I am having many thoughts about many things today.
I've been considering, among a lot of other things, the interesting effects of Fibromyalgia on my (already-screwed) brain chemicals. One of these is that, when I'm not completely exhausted, my thinking sometimes starts 'going' at three times the speed it normally does. Granted, it flip-flops from one incoherent thought to the next and I have no way of organising or managing any of the directions in which it moves... But, when it's not sending me batty or giving me panic attacks, it can almost be quite nice. It's completely different from the nasty ways my brain can speed up in hypomania, although I can't be clear about how. (Um... I mostly shared that to explain why the following entry may be a bit disjointed. However, I seem to have started the utter rambling incoherence already. OK then. I promise to go and have a nice cup of tea and a sit down and some lovely medication in a minute.)
So, here we go: Thoughts - Three Good and Three Bad...
1. I had a truly lovely morning today. In conjunction with my fantastic counsellor (I much prefer that term to 'therapist', since the latter label sounds a bit creepy and reminds me of When I Was Officially Crazy), I am working on ways to be more active and 'push' myself a bit more. Not necessarily overdoing things physically - but getting out more in the wheelchair, or going places with a taxi number in my pocket, or just trying out a few things that I might have said 'no' to, for fear of fatigue etc, before. So today I went out for breakfast with The Girl before she went off to uni. Then I got in the chair, trundled (trundle trundle trundle) up to the big central library, had a cuppa in their cafe, did a bit of exploring there, went home via the shops where I stopped off for a couple of things that I needed, and got in the door just in time to see my battery light flashing to indicate that it was about to die. Now that's impressive.

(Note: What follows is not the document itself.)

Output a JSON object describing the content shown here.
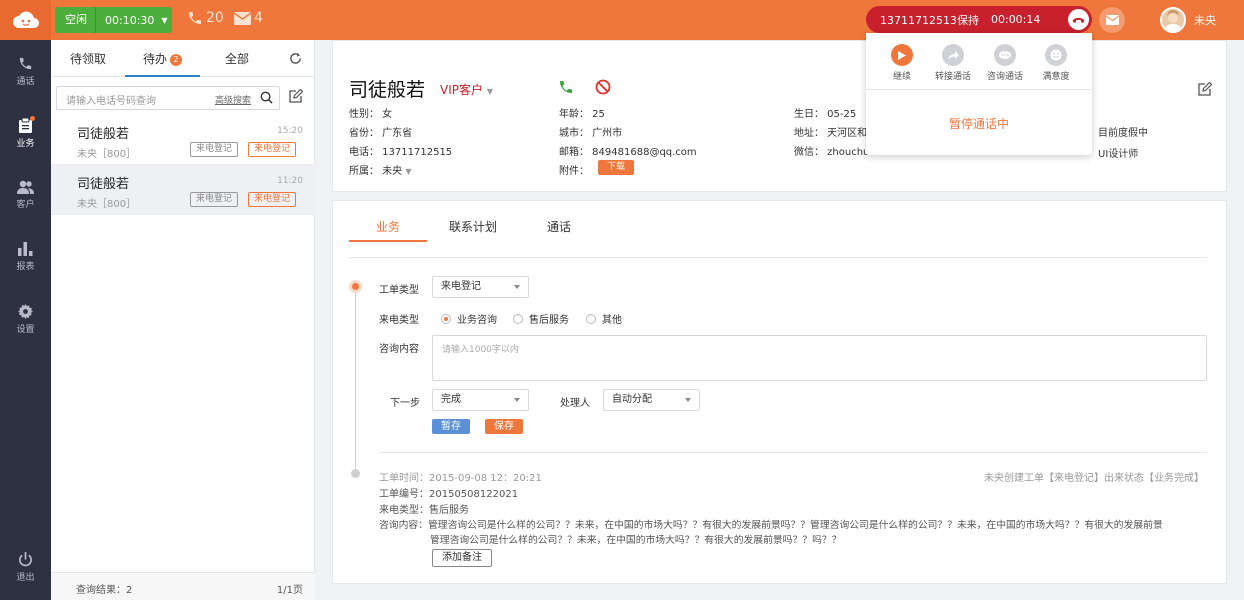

2. The Girl's walk is progressing. As yet, we have not had many donations (so get giving, people!), but I managed to update the Great London Trek blog at the weekend, and I'll be sending out a LOT of e-mails about it shortly for people who might be willing to help us get sponsorship. So, we're getting somewhere! The Girl is going to spend the Easter weekend training. Which is proof that an uber-religious Christian and a non-practising Jew can co-exist perfectly peacefully during Holy Week. I'll be off hanging out with God a lot for the next five days or so (I'm excited - I've never done Holy Week in a really high church before). In turn, The Girl will worship at the temple of
3. The aforementioned Girl is Home. This is hugely exciting. a) It's all so much easier when she's around; b) those bloody people who kept coming into my home and complaining and criticising were driving me even more bonkers than I already am; c) I luvs her yes I does. *serious nod*
1. The waitress in the cafe who patted me on the shoulder rather patronisingly, after asking me if I needed help (when I was only waiting in the bloody queue for goodness sake) is going on my List. (Which, just to make this clear, is not a good thing.) Yes.
2. I can't decide whether to complain about The Carers. They were getting on my nerves so much that I ended up cancelling them yesterday, and putting up with being un-showered and un-properly-fed. (And was all the more cheerful for it.) On the one hand, I am the type that believes that complaints are a very good thing, since nothing changes without political action - which can be very small-scale. However, as someone very sensible and knowledgeable recently pointed out to me (hi Joy! *grin*), kicking up a fuss at this stage of my 'care package process' could be viewed negatively by the Council, especially as they haven't agreed to give me any care hours yet. Talking of which, I should find out about that very soon... So maybe I'll wait and see just now, and talk to the agency about it if I have to use them again. Which will only happen entirely against my will, of course. Gah.
3. I was very excited about the signing of the UN Convention on the Rights of Persons With Disabilities (even though that phrasing isn't very social model - tee hee). So when this was posted at the livejournal 'no_pity' community for disabled people, I was shocked and quite disappointed. It arrived in quite a timely fashion, too, since I was discussing Americans' attitudes to disability with American friend Penelope at the time. It's interesting to compare general attitudes in the US with general attitudes over here. I wouldn't imagine that there's a particularly big difference, since even though there's a fair bit of 'awareness' here, that doesn't always (or, often) translate into real equality. I would need to live in the US as a disabled person to make a real judgement, though. When I lived there when I was 18, I didn't know I was bipolar, and it wasn't interfering with my work, so I had no opportunity to judge. And I've never been there with a physical impairment. But, that the US didn't even send a representative, much less sign up to the Convention, is a cause for worry. Not a surprise, but a worry. Hmm.
There is so much more going on my buzzy little head... but I think that's all for now. Stay tuned for future editions, in which lilwatchergirl will pontificate on such diverse subjects as the Social Model, the joys of car parking, and the question of why West Hampstead only has about three accessible shops with only one of those being a cafe that serves breakfast that is remotely good. For now, I remain your faithful and affectionate servant, etcetera.